=== ABOUT THIS EXERCISE ===
Nothing but the records themselves, exactly as written and free of pictures, should appear in your response.

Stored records
=== Begin Enclosure ===

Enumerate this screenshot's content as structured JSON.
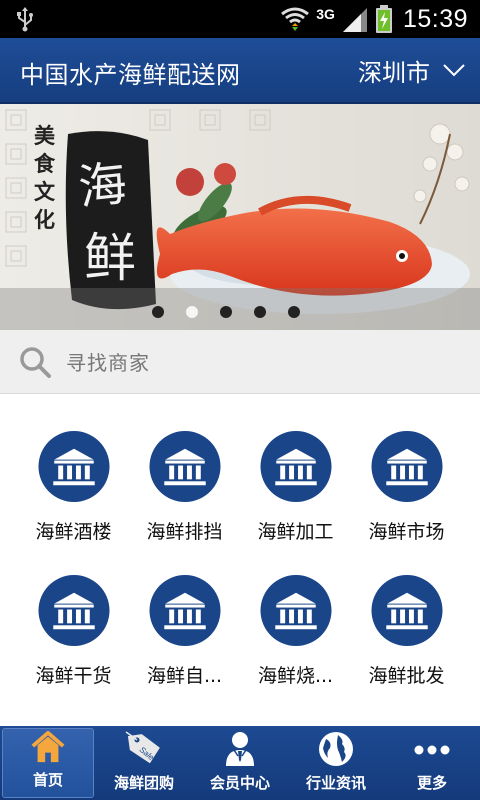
{
  "status_bar": {
    "network_type": "3G",
    "time": "15:39",
    "icons": [
      "usb-icon",
      "wifi-icon",
      "signal-icon",
      "battery-icon"
    ]
  },
  "header": {
    "title": "中国水产海鲜配送网",
    "city": "深圳市"
  },
  "banner": {
    "calligraphy_vertical": "美食文化",
    "calligraphy_big_1": "海",
    "calligraphy_big_2": "鲜",
    "slide_count": 5,
    "active_slide": 2
  },
  "search": {
    "placeholder": "寻找商家"
  },
  "categories": [
    {
      "label": "海鲜酒楼",
      "icon": "bank-building-icon"
    },
    {
      "label": "海鲜排挡",
      "icon": "bank-building-icon"
    },
    {
      "label": "海鲜加工",
      "icon": "bank-building-icon"
    },
    {
      "label": "海鲜市场",
      "icon": "bank-building-icon"
    },
    {
      "label": "海鲜干货",
      "icon": "bank-building-icon"
    },
    {
      "label": "海鲜自...",
      "icon": "bank-building-icon"
    },
    {
      "label": "海鲜烧...",
      "icon": "bank-building-icon"
    },
    {
      "label": "海鲜批发",
      "icon": "bank-building-icon"
    }
  ],
  "bottom_nav": [
    {
      "label": "首页",
      "icon": "home-icon",
      "active": true
    },
    {
      "label": "海鲜团购",
      "icon": "sale-tag-icon",
      "sale_text": "Sale"
    },
    {
      "label": "会员中心",
      "icon": "member-icon"
    },
    {
      "label": "行业资讯",
      "icon": "globe-icon"
    },
    {
      "label": "更多",
      "icon": "more-icon"
    }
  ],
  "colors": {
    "primary": "#1a4589",
    "icon_circle": "#1a4589",
    "home_icon": "#f0a23a"
  }
}
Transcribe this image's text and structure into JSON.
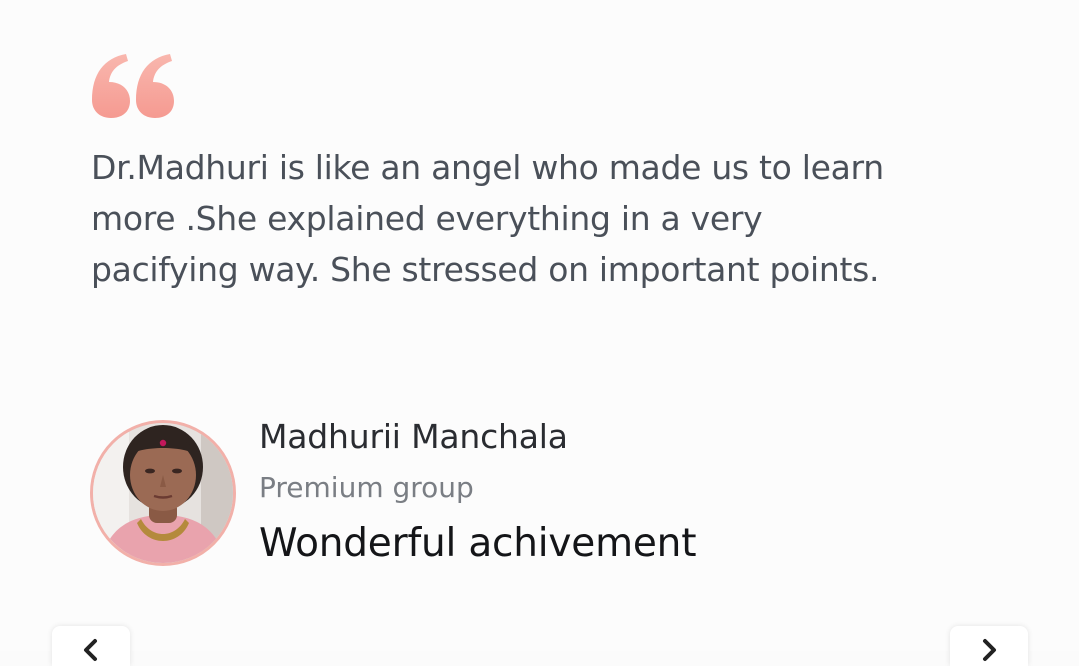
{
  "testimonial": {
    "quote_icon": "quote-open-icon",
    "text": "Dr.Madhuri is like an angel who made us to learn\nmore .She explained everything in a very\npacifying way. She stressed on important points.",
    "author_name": "Madhurii Manchala",
    "author_group": "Premium group",
    "review_title": "Wonderful achivement"
  },
  "carousel": {
    "prev_icon": "chevron-left-icon",
    "next_icon": "chevron-right-icon"
  },
  "colors": {
    "quote_accent": "#f7a8a0",
    "avatar_border": "#f2b0a9",
    "text_body": "#4a5059"
  }
}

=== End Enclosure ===

=== SOLUTION ===
Enumerate this screenshot's content as structured JSON.
{
  "status_bar": {
    "network_type": "3G",
    "time": "15:39",
    "icons": [
      "usb-icon",
      "wifi-icon",
      "signal-icon",
      "battery-icon"
    ]
  },
  "header": {
    "title": "中国水产海鲜配送网",
    "city": "深圳市"
  },
  "banner": {
    "calligraphy_vertical": "美食文化",
    "calligraphy_big_1": "海",
    "calligraphy_big_2": "鲜",
    "slide_count": 5,
    "active_slide": 2
  },
  "search": {
    "placeholder": "寻找商家"
  },
  "categories": [
    {
      "label": "海鲜酒楼",
      "icon": "bank-building-icon"
    },
    {
      "label": "海鲜排挡",
      "icon": "bank-building-icon"
    },
    {
      "label": "海鲜加工",
      "icon": "bank-building-icon"
    },
    {
      "label": "海鲜市场",
      "icon": "bank-building-icon"
    },
    {
      "label": "海鲜干货",
      "icon": "bank-building-icon"
    },
    {
      "label": "海鲜自...",
      "icon": "bank-building-icon"
    },
    {
      "label": "海鲜烧...",
      "icon": "bank-building-icon"
    },
    {
      "label": "海鲜批发",
      "icon": "bank-building-icon"
    }
  ],
  "bottom_nav": [
    {
      "label": "首页",
      "icon": "home-icon",
      "active": true
    },
    {
      "label": "海鲜团购",
      "icon": "sale-tag-icon",
      "sale_text": "Sale"
    },
    {
      "label": "会员中心",
      "icon": "member-icon"
    },
    {
      "label": "行业资讯",
      "icon": "globe-icon"
    },
    {
      "label": "更多",
      "icon": "more-icon"
    }
  ],
  "colors": {
    "primary": "#1a4589",
    "icon_circle": "#1a4589",
    "home_icon": "#f0a23a"
  }
}
Transcribe this image's text and structure into JSON.
{
  "testimonial": {
    "quote_icon": "quote-open-icon",
    "text": "Dr.Madhuri is like an angel who made us to learn\nmore .She explained everything in a very\npacifying way. She stressed on important points.",
    "author_name": "Madhurii Manchala",
    "author_group": "Premium group",
    "review_title": "Wonderful achivement"
  },
  "carousel": {
    "prev_icon": "chevron-left-icon",
    "next_icon": "chevron-right-icon"
  },
  "colors": {
    "quote_accent": "#f7a8a0",
    "avatar_border": "#f2b0a9",
    "text_body": "#4a5059"
  }
}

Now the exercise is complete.